▸ **Task to complete**: With the images omitted, return all of the entries exactly as they stand.

* * * * *

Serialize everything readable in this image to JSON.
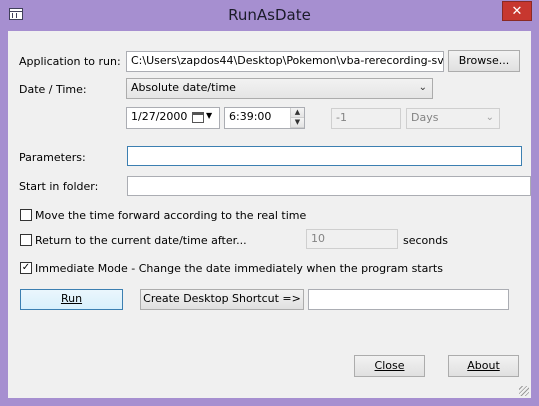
{
  "window": {
    "title": "RunAsDate",
    "close_glyph": "✕"
  },
  "form": {
    "application_label": "Application to run:",
    "application_value": "C:\\Users\\zapdos44\\Desktop\\Pokemon\\vba-rerecording-svn480-w",
    "browse_label": "Browse...",
    "datetime_label": "Date / Time:",
    "datetime_mode": "Absolute date/time",
    "date_value": "1/27/2000",
    "time_value": "6:39:00",
    "offset_value": "-1",
    "offset_unit": "Days",
    "parameters_label": "Parameters:",
    "parameters_value": "",
    "start_folder_label": "Start in folder:",
    "start_folder_value": "",
    "move_time_label": "Move the time forward according to the real time",
    "move_time_checked": false,
    "return_label": "Return to the current date/time after...",
    "return_checked": false,
    "return_seconds": "10",
    "seconds_label": "seconds",
    "immediate_label": "Immediate Mode - Change the date immediately when the program starts",
    "immediate_checked": true,
    "immediate_check_glyph": "✓"
  },
  "buttons": {
    "run": "Run",
    "create_shortcut": "Create Desktop Shortcut =>",
    "shortcut_name": "",
    "close": "Close",
    "about": "About"
  },
  "colors": {
    "frame": "#a68fd0",
    "client": "#f0f0f0",
    "close_button": "#c7372f"
  }
}
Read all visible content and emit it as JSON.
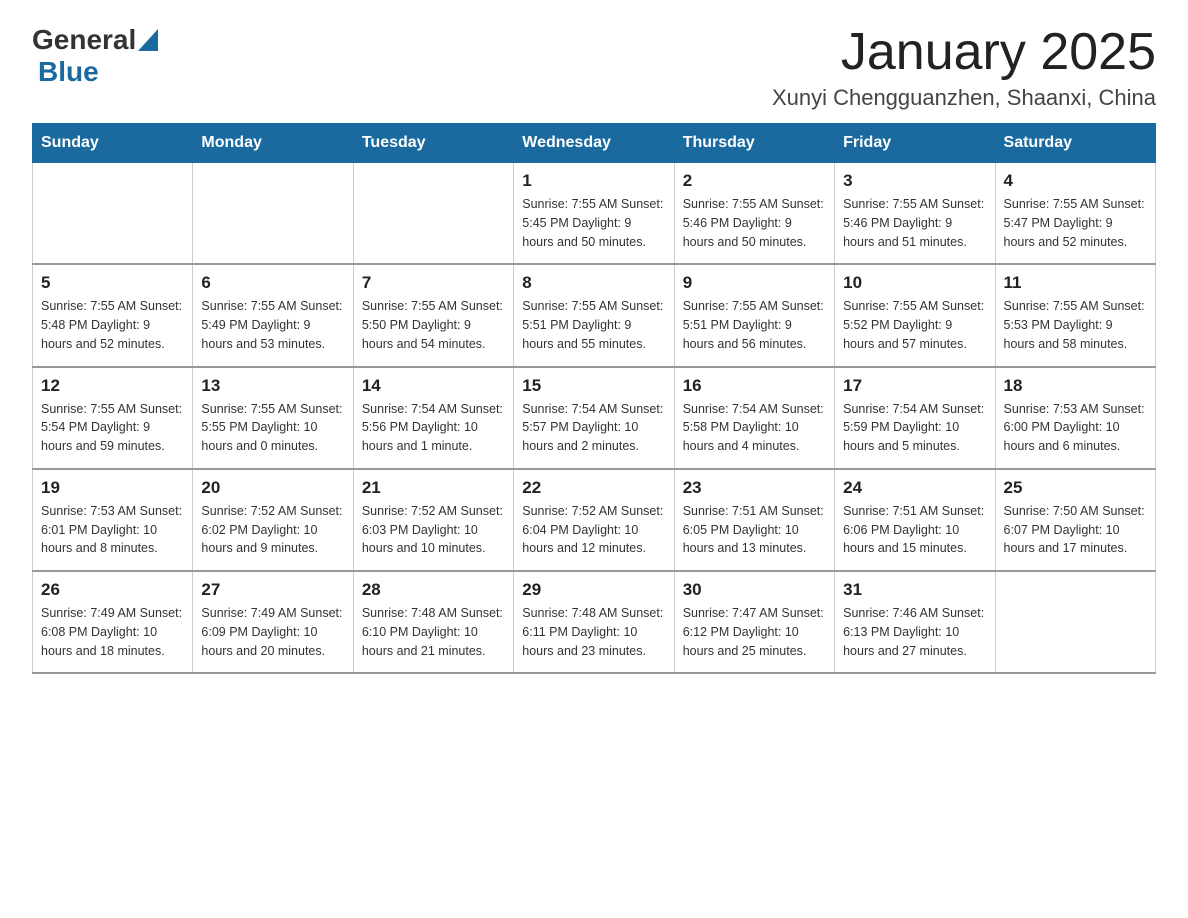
{
  "header": {
    "logo_general": "General",
    "logo_blue": "Blue",
    "title": "January 2025",
    "subtitle": "Xunyi Chengguanzhen, Shaanxi, China"
  },
  "days_of_week": [
    "Sunday",
    "Monday",
    "Tuesday",
    "Wednesday",
    "Thursday",
    "Friday",
    "Saturday"
  ],
  "weeks": [
    [
      {
        "day": "",
        "info": ""
      },
      {
        "day": "",
        "info": ""
      },
      {
        "day": "",
        "info": ""
      },
      {
        "day": "1",
        "info": "Sunrise: 7:55 AM\nSunset: 5:45 PM\nDaylight: 9 hours\nand 50 minutes."
      },
      {
        "day": "2",
        "info": "Sunrise: 7:55 AM\nSunset: 5:46 PM\nDaylight: 9 hours\nand 50 minutes."
      },
      {
        "day": "3",
        "info": "Sunrise: 7:55 AM\nSunset: 5:46 PM\nDaylight: 9 hours\nand 51 minutes."
      },
      {
        "day": "4",
        "info": "Sunrise: 7:55 AM\nSunset: 5:47 PM\nDaylight: 9 hours\nand 52 minutes."
      }
    ],
    [
      {
        "day": "5",
        "info": "Sunrise: 7:55 AM\nSunset: 5:48 PM\nDaylight: 9 hours\nand 52 minutes."
      },
      {
        "day": "6",
        "info": "Sunrise: 7:55 AM\nSunset: 5:49 PM\nDaylight: 9 hours\nand 53 minutes."
      },
      {
        "day": "7",
        "info": "Sunrise: 7:55 AM\nSunset: 5:50 PM\nDaylight: 9 hours\nand 54 minutes."
      },
      {
        "day": "8",
        "info": "Sunrise: 7:55 AM\nSunset: 5:51 PM\nDaylight: 9 hours\nand 55 minutes."
      },
      {
        "day": "9",
        "info": "Sunrise: 7:55 AM\nSunset: 5:51 PM\nDaylight: 9 hours\nand 56 minutes."
      },
      {
        "day": "10",
        "info": "Sunrise: 7:55 AM\nSunset: 5:52 PM\nDaylight: 9 hours\nand 57 minutes."
      },
      {
        "day": "11",
        "info": "Sunrise: 7:55 AM\nSunset: 5:53 PM\nDaylight: 9 hours\nand 58 minutes."
      }
    ],
    [
      {
        "day": "12",
        "info": "Sunrise: 7:55 AM\nSunset: 5:54 PM\nDaylight: 9 hours\nand 59 minutes."
      },
      {
        "day": "13",
        "info": "Sunrise: 7:55 AM\nSunset: 5:55 PM\nDaylight: 10 hours\nand 0 minutes."
      },
      {
        "day": "14",
        "info": "Sunrise: 7:54 AM\nSunset: 5:56 PM\nDaylight: 10 hours\nand 1 minute."
      },
      {
        "day": "15",
        "info": "Sunrise: 7:54 AM\nSunset: 5:57 PM\nDaylight: 10 hours\nand 2 minutes."
      },
      {
        "day": "16",
        "info": "Sunrise: 7:54 AM\nSunset: 5:58 PM\nDaylight: 10 hours\nand 4 minutes."
      },
      {
        "day": "17",
        "info": "Sunrise: 7:54 AM\nSunset: 5:59 PM\nDaylight: 10 hours\nand 5 minutes."
      },
      {
        "day": "18",
        "info": "Sunrise: 7:53 AM\nSunset: 6:00 PM\nDaylight: 10 hours\nand 6 minutes."
      }
    ],
    [
      {
        "day": "19",
        "info": "Sunrise: 7:53 AM\nSunset: 6:01 PM\nDaylight: 10 hours\nand 8 minutes."
      },
      {
        "day": "20",
        "info": "Sunrise: 7:52 AM\nSunset: 6:02 PM\nDaylight: 10 hours\nand 9 minutes."
      },
      {
        "day": "21",
        "info": "Sunrise: 7:52 AM\nSunset: 6:03 PM\nDaylight: 10 hours\nand 10 minutes."
      },
      {
        "day": "22",
        "info": "Sunrise: 7:52 AM\nSunset: 6:04 PM\nDaylight: 10 hours\nand 12 minutes."
      },
      {
        "day": "23",
        "info": "Sunrise: 7:51 AM\nSunset: 6:05 PM\nDaylight: 10 hours\nand 13 minutes."
      },
      {
        "day": "24",
        "info": "Sunrise: 7:51 AM\nSunset: 6:06 PM\nDaylight: 10 hours\nand 15 minutes."
      },
      {
        "day": "25",
        "info": "Sunrise: 7:50 AM\nSunset: 6:07 PM\nDaylight: 10 hours\nand 17 minutes."
      }
    ],
    [
      {
        "day": "26",
        "info": "Sunrise: 7:49 AM\nSunset: 6:08 PM\nDaylight: 10 hours\nand 18 minutes."
      },
      {
        "day": "27",
        "info": "Sunrise: 7:49 AM\nSunset: 6:09 PM\nDaylight: 10 hours\nand 20 minutes."
      },
      {
        "day": "28",
        "info": "Sunrise: 7:48 AM\nSunset: 6:10 PM\nDaylight: 10 hours\nand 21 minutes."
      },
      {
        "day": "29",
        "info": "Sunrise: 7:48 AM\nSunset: 6:11 PM\nDaylight: 10 hours\nand 23 minutes."
      },
      {
        "day": "30",
        "info": "Sunrise: 7:47 AM\nSunset: 6:12 PM\nDaylight: 10 hours\nand 25 minutes."
      },
      {
        "day": "31",
        "info": "Sunrise: 7:46 AM\nSunset: 6:13 PM\nDaylight: 10 hours\nand 27 minutes."
      },
      {
        "day": "",
        "info": ""
      }
    ]
  ]
}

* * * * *

▸ **Exercise solution**:
Serialize everything readable in this image to JSON.
{
  "window": {
    "title": "RunAsDate",
    "close_glyph": "✕"
  },
  "form": {
    "application_label": "Application to run:",
    "application_value": "C:\\Users\\zapdos44\\Desktop\\Pokemon\\vba-rerecording-svn480-w",
    "browse_label": "Browse...",
    "datetime_label": "Date / Time:",
    "datetime_mode": "Absolute date/time",
    "date_value": "1/27/2000",
    "time_value": "6:39:00",
    "offset_value": "-1",
    "offset_unit": "Days",
    "parameters_label": "Parameters:",
    "parameters_value": "",
    "start_folder_label": "Start in folder:",
    "start_folder_value": "",
    "move_time_label": "Move the time forward according to the real time",
    "move_time_checked": false,
    "return_label": "Return to the current date/time after...",
    "return_checked": false,
    "return_seconds": "10",
    "seconds_label": "seconds",
    "immediate_label": "Immediate Mode - Change the date immediately when the program starts",
    "immediate_checked": true,
    "immediate_check_glyph": "✓"
  },
  "buttons": {
    "run": "Run",
    "create_shortcut": "Create Desktop Shortcut =>",
    "shortcut_name": "",
    "close": "Close",
    "about": "About"
  },
  "colors": {
    "frame": "#a68fd0",
    "client": "#f0f0f0",
    "close_button": "#c7372f"
  }
}
Read all visible content and emit it as JSON.
{
  "header": {
    "logo_general": "General",
    "logo_blue": "Blue",
    "title": "January 2025",
    "subtitle": "Xunyi Chengguanzhen, Shaanxi, China"
  },
  "days_of_week": [
    "Sunday",
    "Monday",
    "Tuesday",
    "Wednesday",
    "Thursday",
    "Friday",
    "Saturday"
  ],
  "weeks": [
    [
      {
        "day": "",
        "info": ""
      },
      {
        "day": "",
        "info": ""
      },
      {
        "day": "",
        "info": ""
      },
      {
        "day": "1",
        "info": "Sunrise: 7:55 AM\nSunset: 5:45 PM\nDaylight: 9 hours\nand 50 minutes."
      },
      {
        "day": "2",
        "info": "Sunrise: 7:55 AM\nSunset: 5:46 PM\nDaylight: 9 hours\nand 50 minutes."
      },
      {
        "day": "3",
        "info": "Sunrise: 7:55 AM\nSunset: 5:46 PM\nDaylight: 9 hours\nand 51 minutes."
      },
      {
        "day": "4",
        "info": "Sunrise: 7:55 AM\nSunset: 5:47 PM\nDaylight: 9 hours\nand 52 minutes."
      }
    ],
    [
      {
        "day": "5",
        "info": "Sunrise: 7:55 AM\nSunset: 5:48 PM\nDaylight: 9 hours\nand 52 minutes."
      },
      {
        "day": "6",
        "info": "Sunrise: 7:55 AM\nSunset: 5:49 PM\nDaylight: 9 hours\nand 53 minutes."
      },
      {
        "day": "7",
        "info": "Sunrise: 7:55 AM\nSunset: 5:50 PM\nDaylight: 9 hours\nand 54 minutes."
      },
      {
        "day": "8",
        "info": "Sunrise: 7:55 AM\nSunset: 5:51 PM\nDaylight: 9 hours\nand 55 minutes."
      },
      {
        "day": "9",
        "info": "Sunrise: 7:55 AM\nSunset: 5:51 PM\nDaylight: 9 hours\nand 56 minutes."
      },
      {
        "day": "10",
        "info": "Sunrise: 7:55 AM\nSunset: 5:52 PM\nDaylight: 9 hours\nand 57 minutes."
      },
      {
        "day": "11",
        "info": "Sunrise: 7:55 AM\nSunset: 5:53 PM\nDaylight: 9 hours\nand 58 minutes."
      }
    ],
    [
      {
        "day": "12",
        "info": "Sunrise: 7:55 AM\nSunset: 5:54 PM\nDaylight: 9 hours\nand 59 minutes."
      },
      {
        "day": "13",
        "info": "Sunrise: 7:55 AM\nSunset: 5:55 PM\nDaylight: 10 hours\nand 0 minutes."
      },
      {
        "day": "14",
        "info": "Sunrise: 7:54 AM\nSunset: 5:56 PM\nDaylight: 10 hours\nand 1 minute."
      },
      {
        "day": "15",
        "info": "Sunrise: 7:54 AM\nSunset: 5:57 PM\nDaylight: 10 hours\nand 2 minutes."
      },
      {
        "day": "16",
        "info": "Sunrise: 7:54 AM\nSunset: 5:58 PM\nDaylight: 10 hours\nand 4 minutes."
      },
      {
        "day": "17",
        "info": "Sunrise: 7:54 AM\nSunset: 5:59 PM\nDaylight: 10 hours\nand 5 minutes."
      },
      {
        "day": "18",
        "info": "Sunrise: 7:53 AM\nSunset: 6:00 PM\nDaylight: 10 hours\nand 6 minutes."
      }
    ],
    [
      {
        "day": "19",
        "info": "Sunrise: 7:53 AM\nSunset: 6:01 PM\nDaylight: 10 hours\nand 8 minutes."
      },
      {
        "day": "20",
        "info": "Sunrise: 7:52 AM\nSunset: 6:02 PM\nDaylight: 10 hours\nand 9 minutes."
      },
      {
        "day": "21",
        "info": "Sunrise: 7:52 AM\nSunset: 6:03 PM\nDaylight: 10 hours\nand 10 minutes."
      },
      {
        "day": "22",
        "info": "Sunrise: 7:52 AM\nSunset: 6:04 PM\nDaylight: 10 hours\nand 12 minutes."
      },
      {
        "day": "23",
        "info": "Sunrise: 7:51 AM\nSunset: 6:05 PM\nDaylight: 10 hours\nand 13 minutes."
      },
      {
        "day": "24",
        "info": "Sunrise: 7:51 AM\nSunset: 6:06 PM\nDaylight: 10 hours\nand 15 minutes."
      },
      {
        "day": "25",
        "info": "Sunrise: 7:50 AM\nSunset: 6:07 PM\nDaylight: 10 hours\nand 17 minutes."
      }
    ],
    [
      {
        "day": "26",
        "info": "Sunrise: 7:49 AM\nSunset: 6:08 PM\nDaylight: 10 hours\nand 18 minutes."
      },
      {
        "day": "27",
        "info": "Sunrise: 7:49 AM\nSunset: 6:09 PM\nDaylight: 10 hours\nand 20 minutes."
      },
      {
        "day": "28",
        "info": "Sunrise: 7:48 AM\nSunset: 6:10 PM\nDaylight: 10 hours\nand 21 minutes."
      },
      {
        "day": "29",
        "info": "Sunrise: 7:48 AM\nSunset: 6:11 PM\nDaylight: 10 hours\nand 23 minutes."
      },
      {
        "day": "30",
        "info": "Sunrise: 7:47 AM\nSunset: 6:12 PM\nDaylight: 10 hours\nand 25 minutes."
      },
      {
        "day": "31",
        "info": "Sunrise: 7:46 AM\nSunset: 6:13 PM\nDaylight: 10 hours\nand 27 minutes."
      },
      {
        "day": "",
        "info": ""
      }
    ]
  ]
}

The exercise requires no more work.